As we discovered last week, the fundamentals of direct marketing drive successful Web-based campaigns (especially with e-mail marketing). But there’s always more to learn. That’s why we brought back award-winning copywriter Karen Gedney, president & creative director, Karen Gedney Communications, for a second round of questions. Gedney helped lead direct mail campaigns in the 1980s and '90s for such big-name brands as Newsweek, American Express and Citibank. In more recent years, she’s been writing e-mail, Web and direct mail copy for Gartner, Prudential and Natural Resources Defense Council, among others. Specifically in terms of fundraising, Gedney’s contributes prose and direction to the tune of campaign revenues that are often dozens of times larger than the initial investment. How does she do it? Like all crafty direct marketers, she tests like crazy. Gedney recently spoke with writer Christopher Heine about her techniques. Below are some excerpts:
Brandweek: Last week, we addressed subject-line length in detail. Now, let’s look at copy length. You’ve stated in the past that 350 total words performs greatly for fundraising e-mails. Does that number apply to consumer or business-to-business marketers, too?
Karen Gedney: That all depends and should be tested. And you have to know your niche. For instance, if I am marketing Dunkin’ Donuts, I’d put a lot of time into the right subject line, the right headline and the right coupon. But I probably wouldn’t be describing the donuts in loving detail. I think marketers who sell information products, even to consumers, do very long e-mails. Sometimes, they can be thousands of words. That makes sense to me because in direct mail, you’d often have a sales story go for four pages.

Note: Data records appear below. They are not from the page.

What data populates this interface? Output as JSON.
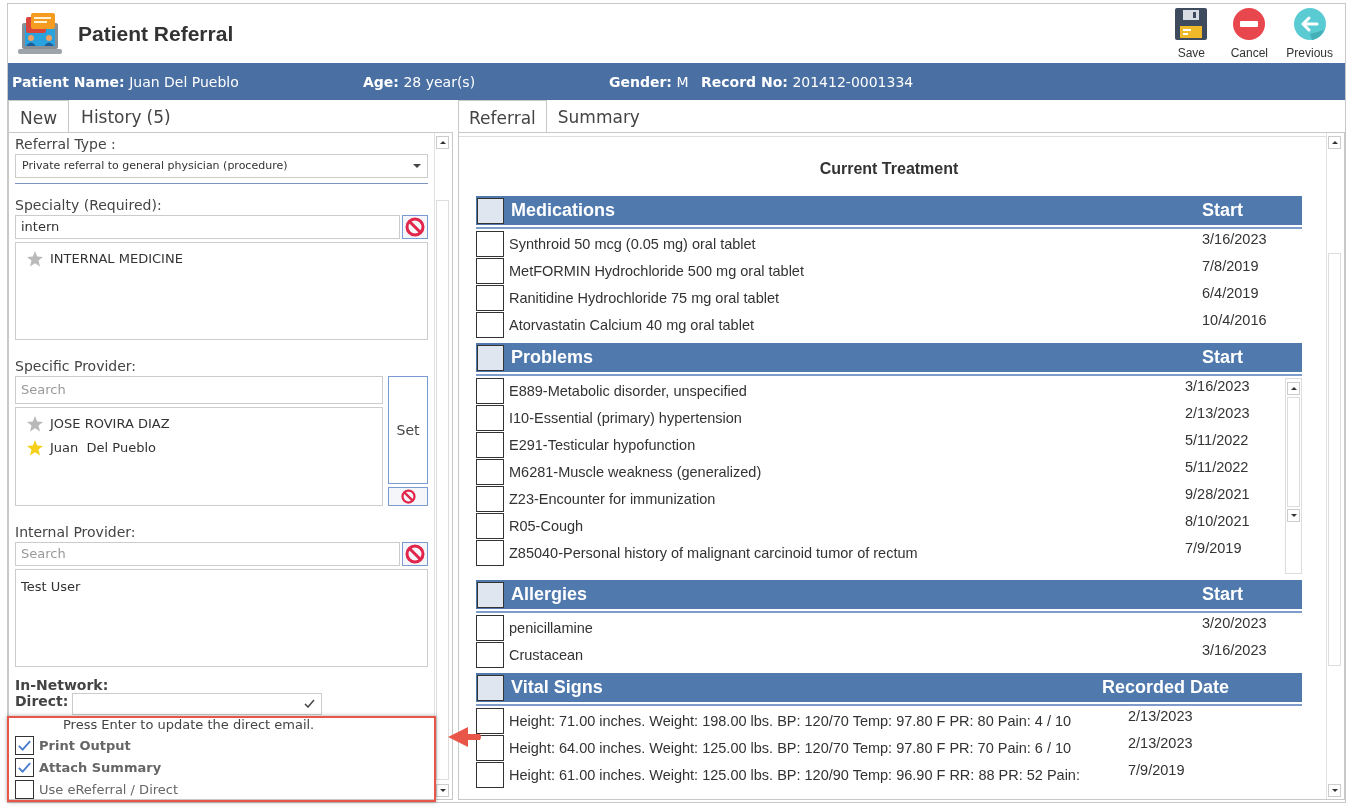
{
  "window": {
    "title": "Patient Referral"
  },
  "toolbar": [
    {
      "label": "Save",
      "kind": "save"
    },
    {
      "label": "Cancel",
      "kind": "cancel"
    },
    {
      "label": "Previous",
      "kind": "previous"
    }
  ],
  "patient": [
    {
      "label": "Patient Name:",
      "value": "Juan Del Pueblo"
    },
    {
      "label": "Age:",
      "value": "28 year(s)"
    },
    {
      "label": "Gender:",
      "value": "M"
    },
    {
      "label": "Record No:",
      "value": "201412-0001334"
    }
  ],
  "left_tabs": [
    {
      "label": "New",
      "selected": true
    },
    {
      "label": "History",
      "count": "(5)",
      "selected": false
    }
  ],
  "referral_type": {
    "label": "Referral Type :",
    "value": "Private referral to general physician (procedure)"
  },
  "specialty": {
    "label": "Specialty (Required):",
    "value": "intern",
    "results": [
      {
        "name": "INTERNAL MEDICINE",
        "favorite": false
      }
    ]
  },
  "specific_provider": {
    "label": "Specific Provider:",
    "placeholder": "Search",
    "set_button": "Set",
    "results": [
      {
        "name": "JOSE ROVIRA DIAZ",
        "favorite": false
      },
      {
        "name": "Juan  Del Pueblo",
        "favorite": true
      }
    ]
  },
  "internal_provider": {
    "label": "Internal Provider:",
    "placeholder": "Search",
    "results": [
      "Test User"
    ]
  },
  "in_network": {
    "label": "In-Network:"
  },
  "direct": {
    "label": "Direct:",
    "hint": "Press Enter to update the direct email."
  },
  "options": [
    {
      "label": "Print Output",
      "checked": true
    },
    {
      "label": "Attach Summary",
      "checked": true
    },
    {
      "label": "Use eReferral / Direct",
      "checked": false
    }
  ],
  "right_tabs": [
    {
      "label": "Referral",
      "selected": true
    },
    {
      "label": "Summary",
      "selected": false
    }
  ],
  "treatment_title": "Current Treatment",
  "sections": [
    {
      "title": "Medications",
      "date_heading": "Start",
      "checked": false,
      "scrollable": false,
      "rows": [
        {
          "text": "Synthroid 50 mcg (0.05 mg) oral tablet",
          "date": "3/16/2023",
          "checked": false
        },
        {
          "text": "MetFORMIN Hydrochloride 500 mg oral tablet",
          "date": "7/8/2019",
          "checked": false
        },
        {
          "text": "Ranitidine Hydrochloride 75 mg oral tablet",
          "date": "6/4/2019",
          "checked": false
        },
        {
          "text": "Atorvastatin Calcium 40 mg oral tablet",
          "date": "10/4/2016",
          "checked": false
        }
      ]
    },
    {
      "title": "Problems",
      "date_heading": "Start",
      "checked": false,
      "scrollable": true,
      "rows": [
        {
          "text": "E889-Metabolic disorder, unspecified",
          "date": "3/16/2023",
          "checked": false
        },
        {
          "text": "I10-Essential (primary) hypertension",
          "date": "2/13/2023",
          "checked": false
        },
        {
          "text": "E291-Testicular hypofunction",
          "date": "5/11/2022",
          "checked": false
        },
        {
          "text": "M6281-Muscle weakness (generalized)",
          "date": "5/11/2022",
          "checked": false
        },
        {
          "text": "Z23-Encounter for immunization",
          "date": "9/28/2021",
          "checked": false
        },
        {
          "text": "R05-Cough",
          "date": "8/10/2021",
          "checked": false
        },
        {
          "text": "Z85040-Personal history of malignant carcinoid tumor of rectum",
          "date": "7/9/2019",
          "checked": false
        }
      ]
    },
    {
      "title": "Allergies",
      "date_heading": "Start",
      "checked": false,
      "scrollable": false,
      "rows": [
        {
          "text": "penicillamine",
          "date": "3/20/2023",
          "checked": false
        },
        {
          "text": "Crustacean",
          "date": "3/16/2023",
          "checked": false
        }
      ]
    },
    {
      "title": "Vital Signs",
      "date_heading": "Recorded Date",
      "checked": false,
      "scrollable": false,
      "rows": [
        {
          "text": "Height: 71.00 inches. Weight: 198.00 lbs. BP: 120/70 Temp: 97.80 F PR: 80 Pain: 4 / 10",
          "date": "2/13/2023",
          "checked": false
        },
        {
          "text": "Height: 64.00 inches. Weight: 125.00 lbs. BP: 120/70 Temp: 97.80 F PR: 70 Pain: 6 / 10",
          "date": "2/13/2023",
          "checked": false
        },
        {
          "text": "Height: 61.00 inches. Weight: 125.00 lbs. BP: 120/90 Temp: 96.90 F RR: 88 PR: 52 Pain:",
          "date": "7/9/2019",
          "checked": false
        }
      ]
    }
  ]
}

BW: I’ve heard that you’ve often leveraged the wealth of free content at YouTube to inspire your copywriting. Is this true?
BW: How’d you get started using this interesting technique?
KG: Usually when a client sends me their research, it’s kind of dry. I mean, I am a big reader. I pore over every document they send me, and I highlight every sentence that I find interesting. But I do find sometimes that if you can see it in action – especially in fundraising – it helps.
BW: How much attention should direct marketers give to mobile e-mail?
KG: A lot. It’s exploding. People are doing more than before with it. With the iPhone now, you can actually see the HTML. That group isn’t huge yet. But if it keeps moving in the direction of more and more smart-phone usage, which I am sure it will, that will be great because e-mails will look great.
BW: What do marketers need to know when it comes to using e-mail and a mail piece as a one-two punch?
KG: Yeah, a theme for 2009 is "more multichannel." What you can do is send a pre-alert e-mail that includes a picture of the marketing package before it goes in-home. With this tactic, you get some recognition going. And then you can follow up by e-mail. I am working on this with some clients for renewals, and it seems to be helping.
BW: Speaking of multichannel, how can social media work with e-mail and direct mail?
KG: When I am writing an e-mail or direct mail campaign, I am now thinking about how can I extend the impact of the campaign in social media. I just launched an e-mail campaign with a big Facebook component and the early results are very good. This success will embolden the client to keep exploring new social media ideas. Realistically, since it's still not proven as a revenue-generator, you have to look at Facebook as an audience and brand builder with friends telling friends. But also, we are now including inserts in our direct mail that encourage people to take action online and on Facebook— so it is all working synergistically.